> [Records for the task]:
※ ※ ※
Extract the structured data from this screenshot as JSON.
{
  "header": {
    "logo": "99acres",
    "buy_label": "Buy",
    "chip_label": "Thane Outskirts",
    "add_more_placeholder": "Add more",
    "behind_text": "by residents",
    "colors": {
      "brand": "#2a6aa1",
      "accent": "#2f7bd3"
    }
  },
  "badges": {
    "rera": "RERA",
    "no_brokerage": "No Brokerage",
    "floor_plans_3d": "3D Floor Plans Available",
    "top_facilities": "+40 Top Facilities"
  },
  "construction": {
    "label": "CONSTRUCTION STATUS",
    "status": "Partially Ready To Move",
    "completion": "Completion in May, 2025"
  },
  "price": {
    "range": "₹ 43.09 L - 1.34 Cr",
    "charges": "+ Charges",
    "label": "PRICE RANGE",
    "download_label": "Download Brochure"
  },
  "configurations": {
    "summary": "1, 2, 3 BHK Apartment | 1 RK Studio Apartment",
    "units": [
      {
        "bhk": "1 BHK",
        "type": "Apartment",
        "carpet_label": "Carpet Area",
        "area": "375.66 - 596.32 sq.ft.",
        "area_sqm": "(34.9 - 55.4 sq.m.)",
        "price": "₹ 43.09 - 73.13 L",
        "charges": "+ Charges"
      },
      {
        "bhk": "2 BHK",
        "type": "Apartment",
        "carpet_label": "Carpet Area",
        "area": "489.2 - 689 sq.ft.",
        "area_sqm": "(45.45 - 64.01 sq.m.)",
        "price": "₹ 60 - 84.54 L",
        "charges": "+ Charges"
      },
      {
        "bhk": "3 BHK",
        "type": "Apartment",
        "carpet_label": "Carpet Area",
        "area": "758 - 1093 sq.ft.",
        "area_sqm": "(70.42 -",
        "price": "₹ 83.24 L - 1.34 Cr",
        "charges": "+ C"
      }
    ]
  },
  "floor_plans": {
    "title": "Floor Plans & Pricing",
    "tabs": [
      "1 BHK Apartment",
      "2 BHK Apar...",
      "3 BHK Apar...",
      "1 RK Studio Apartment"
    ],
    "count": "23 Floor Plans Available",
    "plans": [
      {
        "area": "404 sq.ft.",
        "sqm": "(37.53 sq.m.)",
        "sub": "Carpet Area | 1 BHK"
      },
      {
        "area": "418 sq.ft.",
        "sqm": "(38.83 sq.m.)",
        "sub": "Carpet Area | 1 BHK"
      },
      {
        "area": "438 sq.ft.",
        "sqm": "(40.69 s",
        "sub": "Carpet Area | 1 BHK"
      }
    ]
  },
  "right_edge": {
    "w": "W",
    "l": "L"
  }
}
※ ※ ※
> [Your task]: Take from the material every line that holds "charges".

> [Result of the exercise]:
    "charges": "+ Charges",
        "charges": "+ Charges"
        "charges": "+ Charges"
        "charges": "+ C"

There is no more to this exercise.